**Directions for this task**. Find the line containing "Read all visible content and emit it as JSON.", then print it and each following line through the end of the records, exactly and with nothing added; leave out any pictures.

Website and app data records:
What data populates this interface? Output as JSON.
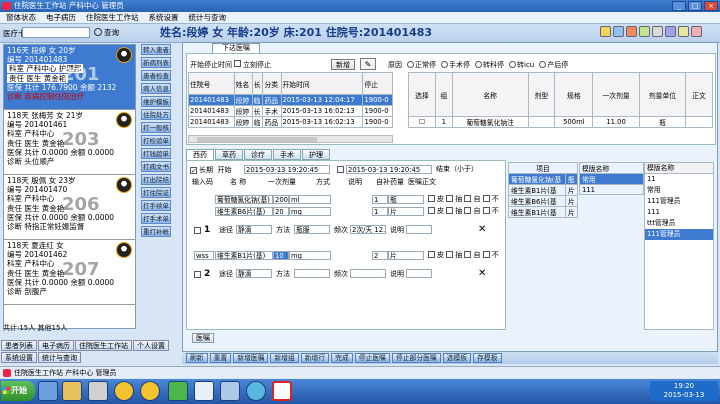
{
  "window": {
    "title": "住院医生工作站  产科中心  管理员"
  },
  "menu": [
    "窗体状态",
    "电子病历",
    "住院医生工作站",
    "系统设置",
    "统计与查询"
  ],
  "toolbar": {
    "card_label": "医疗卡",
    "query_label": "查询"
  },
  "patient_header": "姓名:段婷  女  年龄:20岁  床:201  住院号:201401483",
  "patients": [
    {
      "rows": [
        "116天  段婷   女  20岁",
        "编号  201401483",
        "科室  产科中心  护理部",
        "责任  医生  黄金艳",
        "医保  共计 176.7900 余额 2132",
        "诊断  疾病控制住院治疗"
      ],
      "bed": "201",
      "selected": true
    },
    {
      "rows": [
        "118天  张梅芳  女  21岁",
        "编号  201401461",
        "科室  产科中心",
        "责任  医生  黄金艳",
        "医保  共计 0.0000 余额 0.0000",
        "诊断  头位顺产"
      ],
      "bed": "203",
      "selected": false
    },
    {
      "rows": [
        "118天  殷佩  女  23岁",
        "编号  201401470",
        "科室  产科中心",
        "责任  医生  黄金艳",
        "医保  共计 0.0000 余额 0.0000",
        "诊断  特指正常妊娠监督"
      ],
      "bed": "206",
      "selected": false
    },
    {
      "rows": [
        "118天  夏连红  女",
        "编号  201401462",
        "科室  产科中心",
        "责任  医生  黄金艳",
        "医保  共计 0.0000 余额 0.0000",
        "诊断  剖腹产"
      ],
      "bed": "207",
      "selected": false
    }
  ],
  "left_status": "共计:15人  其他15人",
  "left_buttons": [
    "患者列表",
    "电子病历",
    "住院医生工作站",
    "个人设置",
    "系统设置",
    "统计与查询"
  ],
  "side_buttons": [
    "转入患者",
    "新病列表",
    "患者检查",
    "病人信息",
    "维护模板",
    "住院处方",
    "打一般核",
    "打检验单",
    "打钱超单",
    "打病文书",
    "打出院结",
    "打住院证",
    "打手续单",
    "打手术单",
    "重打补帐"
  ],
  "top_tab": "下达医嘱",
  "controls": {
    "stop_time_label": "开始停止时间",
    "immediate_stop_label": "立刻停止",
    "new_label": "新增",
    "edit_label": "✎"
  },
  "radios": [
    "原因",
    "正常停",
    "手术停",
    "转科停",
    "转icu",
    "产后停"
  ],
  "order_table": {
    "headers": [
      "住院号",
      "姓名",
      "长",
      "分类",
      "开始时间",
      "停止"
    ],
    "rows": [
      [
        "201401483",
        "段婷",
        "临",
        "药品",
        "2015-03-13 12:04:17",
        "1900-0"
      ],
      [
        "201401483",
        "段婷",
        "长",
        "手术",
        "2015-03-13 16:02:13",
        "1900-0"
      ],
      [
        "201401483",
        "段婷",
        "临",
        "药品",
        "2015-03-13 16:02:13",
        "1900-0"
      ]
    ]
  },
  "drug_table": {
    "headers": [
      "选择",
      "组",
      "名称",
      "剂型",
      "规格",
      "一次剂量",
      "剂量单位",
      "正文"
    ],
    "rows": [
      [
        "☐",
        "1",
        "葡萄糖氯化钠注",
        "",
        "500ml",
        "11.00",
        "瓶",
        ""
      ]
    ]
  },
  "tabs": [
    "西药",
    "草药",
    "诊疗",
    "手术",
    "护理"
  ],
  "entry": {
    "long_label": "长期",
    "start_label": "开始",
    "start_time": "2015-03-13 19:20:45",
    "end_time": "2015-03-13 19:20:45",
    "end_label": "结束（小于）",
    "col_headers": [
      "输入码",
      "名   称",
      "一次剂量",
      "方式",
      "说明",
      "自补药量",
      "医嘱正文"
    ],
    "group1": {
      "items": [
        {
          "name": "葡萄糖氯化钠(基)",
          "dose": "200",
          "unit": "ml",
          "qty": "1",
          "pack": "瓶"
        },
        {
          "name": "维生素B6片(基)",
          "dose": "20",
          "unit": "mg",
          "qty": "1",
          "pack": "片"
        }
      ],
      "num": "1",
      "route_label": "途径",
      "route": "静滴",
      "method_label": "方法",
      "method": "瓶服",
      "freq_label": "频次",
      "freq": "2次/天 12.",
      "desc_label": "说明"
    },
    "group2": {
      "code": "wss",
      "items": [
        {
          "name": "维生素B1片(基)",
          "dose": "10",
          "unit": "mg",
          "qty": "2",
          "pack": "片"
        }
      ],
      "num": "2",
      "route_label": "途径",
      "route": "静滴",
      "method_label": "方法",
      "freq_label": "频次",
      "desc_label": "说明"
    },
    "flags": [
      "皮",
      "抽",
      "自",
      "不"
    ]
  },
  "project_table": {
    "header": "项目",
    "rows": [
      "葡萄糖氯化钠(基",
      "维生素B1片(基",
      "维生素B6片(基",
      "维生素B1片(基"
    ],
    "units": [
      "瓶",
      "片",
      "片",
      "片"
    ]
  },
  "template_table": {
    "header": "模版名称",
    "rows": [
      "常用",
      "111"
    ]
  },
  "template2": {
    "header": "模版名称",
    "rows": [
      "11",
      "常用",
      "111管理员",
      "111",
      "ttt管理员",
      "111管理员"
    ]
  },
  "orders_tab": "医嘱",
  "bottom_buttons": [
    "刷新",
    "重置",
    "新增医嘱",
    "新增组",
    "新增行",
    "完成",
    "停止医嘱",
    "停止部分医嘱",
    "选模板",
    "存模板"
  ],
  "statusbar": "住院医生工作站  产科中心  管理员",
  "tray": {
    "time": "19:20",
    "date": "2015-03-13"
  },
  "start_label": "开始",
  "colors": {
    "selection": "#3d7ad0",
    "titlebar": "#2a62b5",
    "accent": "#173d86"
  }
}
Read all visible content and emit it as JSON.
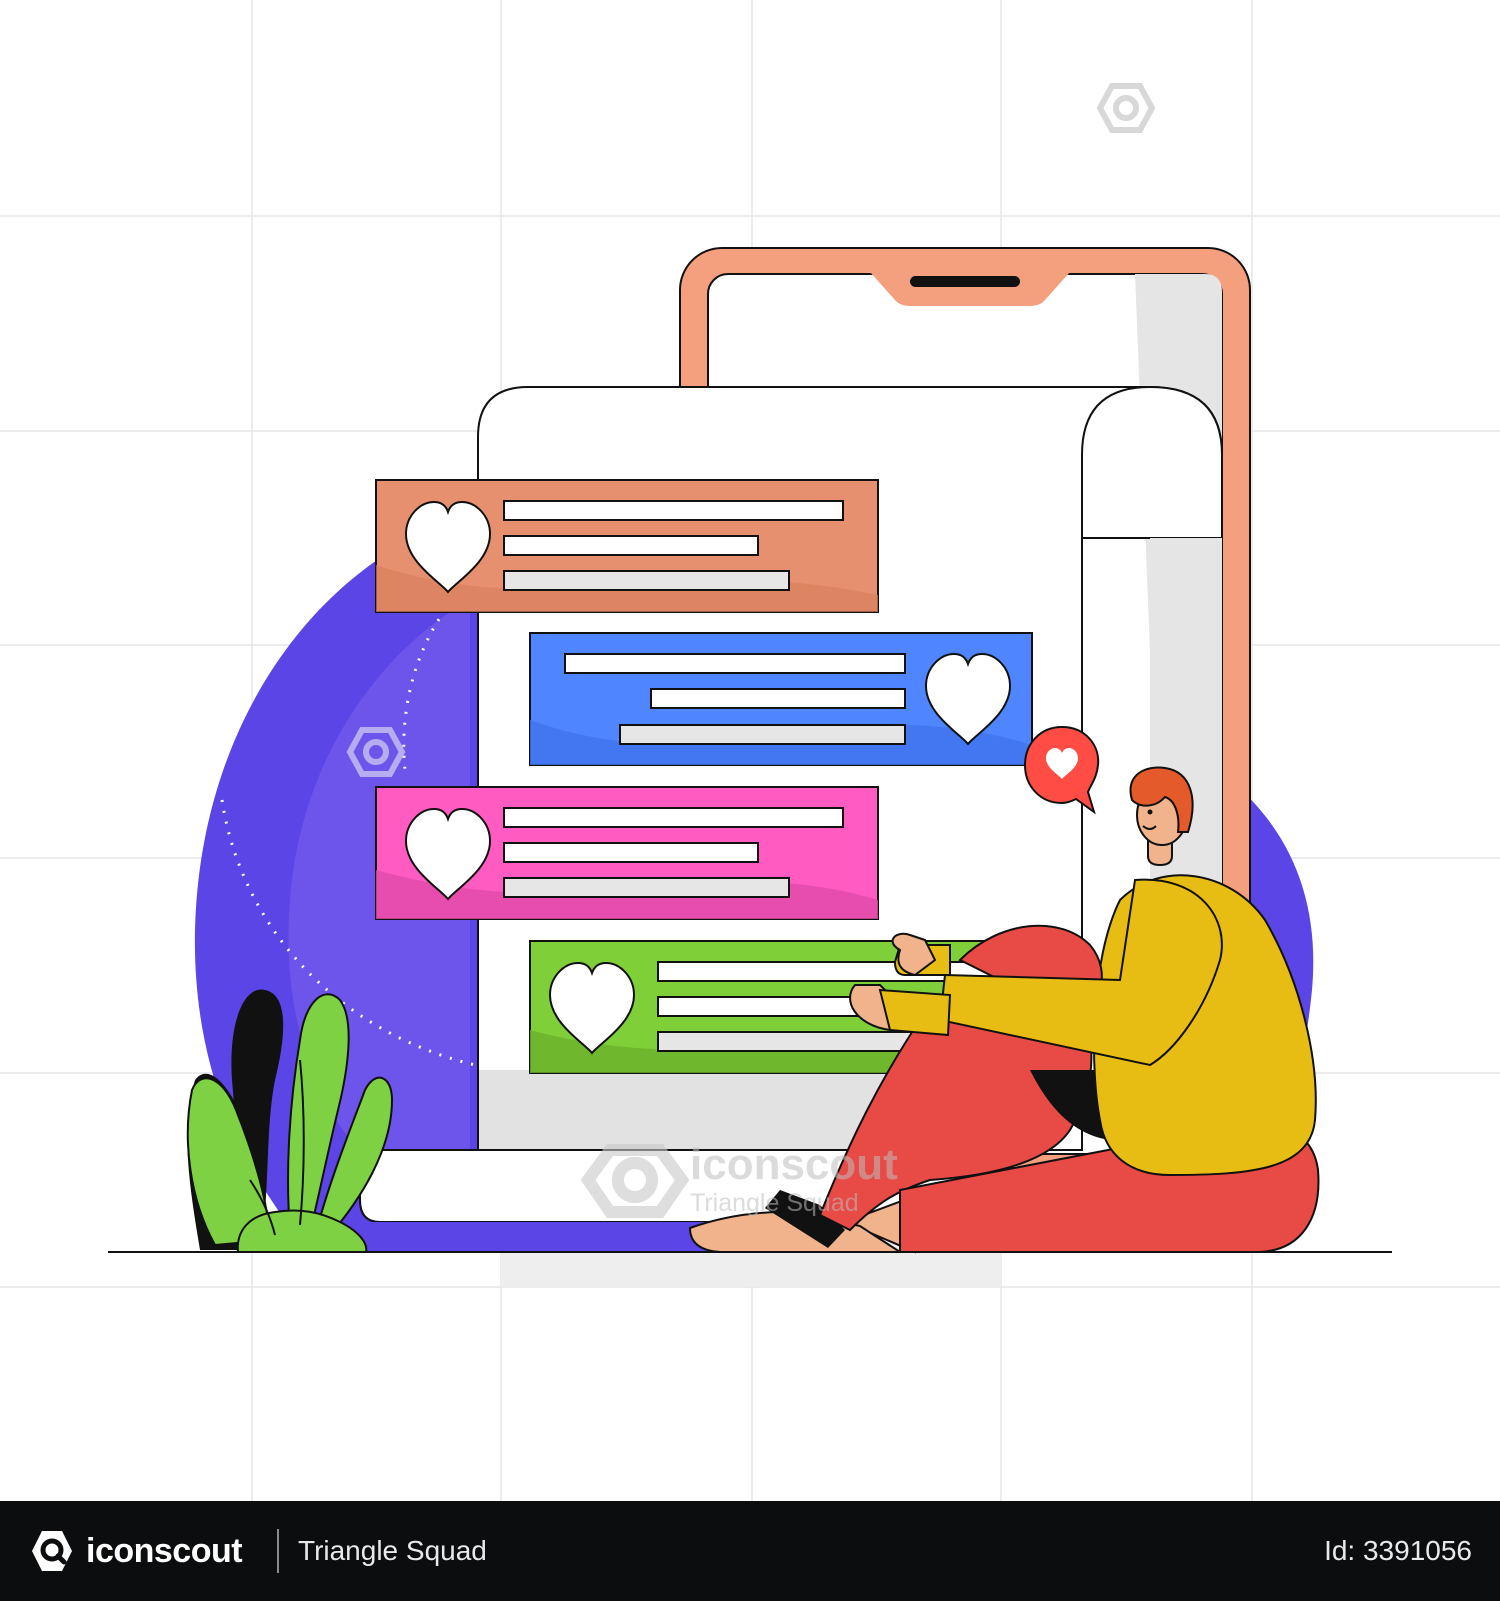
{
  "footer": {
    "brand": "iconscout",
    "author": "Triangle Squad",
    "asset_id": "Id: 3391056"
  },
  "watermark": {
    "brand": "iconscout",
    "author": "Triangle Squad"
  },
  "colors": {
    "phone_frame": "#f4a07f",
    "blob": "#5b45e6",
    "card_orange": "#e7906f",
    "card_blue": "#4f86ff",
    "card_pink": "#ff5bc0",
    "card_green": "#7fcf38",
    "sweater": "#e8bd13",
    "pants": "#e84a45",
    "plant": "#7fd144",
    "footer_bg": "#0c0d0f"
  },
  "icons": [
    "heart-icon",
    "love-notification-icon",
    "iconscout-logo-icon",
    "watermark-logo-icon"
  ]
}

**Your response**.
Read all visible content and emit it as JSON.
{
  "footer": {
    "brand": "iconscout",
    "author": "Triangle Squad",
    "asset_id": "Id: 3391056"
  },
  "watermark": {
    "brand": "iconscout",
    "author": "Triangle Squad"
  },
  "colors": {
    "phone_frame": "#f4a07f",
    "blob": "#5b45e6",
    "card_orange": "#e7906f",
    "card_blue": "#4f86ff",
    "card_pink": "#ff5bc0",
    "card_green": "#7fcf38",
    "sweater": "#e8bd13",
    "pants": "#e84a45",
    "plant": "#7fd144",
    "footer_bg": "#0c0d0f"
  },
  "icons": [
    "heart-icon",
    "love-notification-icon",
    "iconscout-logo-icon",
    "watermark-logo-icon"
  ]
}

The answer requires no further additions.